Not to be disrespectful (and I am certainly no scientist), but I have a few questions: How can water “stand” (15 cubits “higher than the mountains”) for 150 days if the Flood was only “local”? And if the Flood was “local,” why did Noah have to build the ark to escape it? And why take all those animals on board? God told him the Flood was coming 120 years before the event, plenty of time to migrate to higher ground, it seems to me. If, however, we follow your assumptions regarding science and Genesis 1, are we not equally bound to re-interpret Genesis 6–9 in light of the scientific “evidence”?
Indeed, what is to prevent someone from doing this with the account of the Lord’s resurrection? Science says that’s impossible. I know you would not want to go so far, but my point is that the assumptions that call for a rejection of the traditional view of Genesis 1 can be taken that far. If the claims of Genesis 1 are not true, why are the claims of John 20 true?
It seems that rejecting the traditional reading of Genesis 1 leaves us with far more problems than we have taking the text as a straightforward historical account. Accepting scientific theories as authoritative seriously threatens the integrity of Scripture. If contradicting the observations of science places Biblical teachings in doubt, then most of the claims of historic Christianity must of necessity be classified as “doubtful.”
In the end, we must make a choice: Believe God’s Word and live with a few “scientific dilemmas” for the present or embrace the word of the scientists and spend our lives in the impossible task of reconciling their unprovable theories with the text of the Bible. I happily take the former position and promise to be stubbornly insistent that you rejoin me!
Please give my love to Meredith, Jack, and Bruce.
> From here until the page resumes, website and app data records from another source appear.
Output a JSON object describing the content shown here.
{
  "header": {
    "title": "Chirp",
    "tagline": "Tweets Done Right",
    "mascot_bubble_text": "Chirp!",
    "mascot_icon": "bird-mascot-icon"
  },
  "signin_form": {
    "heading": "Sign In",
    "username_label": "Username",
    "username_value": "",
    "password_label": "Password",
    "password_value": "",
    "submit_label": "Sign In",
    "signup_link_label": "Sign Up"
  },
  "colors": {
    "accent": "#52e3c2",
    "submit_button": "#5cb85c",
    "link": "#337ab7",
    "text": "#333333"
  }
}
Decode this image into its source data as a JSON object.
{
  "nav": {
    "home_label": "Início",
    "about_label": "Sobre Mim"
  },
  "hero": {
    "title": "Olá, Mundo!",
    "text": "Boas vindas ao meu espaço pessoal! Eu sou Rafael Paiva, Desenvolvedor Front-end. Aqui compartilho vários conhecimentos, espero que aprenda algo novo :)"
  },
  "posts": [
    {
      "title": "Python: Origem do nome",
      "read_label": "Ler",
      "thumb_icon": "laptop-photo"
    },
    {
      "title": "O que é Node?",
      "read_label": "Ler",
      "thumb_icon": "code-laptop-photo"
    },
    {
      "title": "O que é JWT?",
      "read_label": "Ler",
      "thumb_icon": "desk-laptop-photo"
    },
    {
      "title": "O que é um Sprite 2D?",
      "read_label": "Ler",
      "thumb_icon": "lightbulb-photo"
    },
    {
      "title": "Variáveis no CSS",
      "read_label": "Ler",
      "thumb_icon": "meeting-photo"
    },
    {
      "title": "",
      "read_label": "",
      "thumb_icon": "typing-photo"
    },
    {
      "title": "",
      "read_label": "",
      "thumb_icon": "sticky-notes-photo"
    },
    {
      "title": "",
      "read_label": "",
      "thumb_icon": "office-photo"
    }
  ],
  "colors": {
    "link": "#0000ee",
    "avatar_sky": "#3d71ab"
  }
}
May the Lord continue to bless your ministry for our Creator and Redeemer.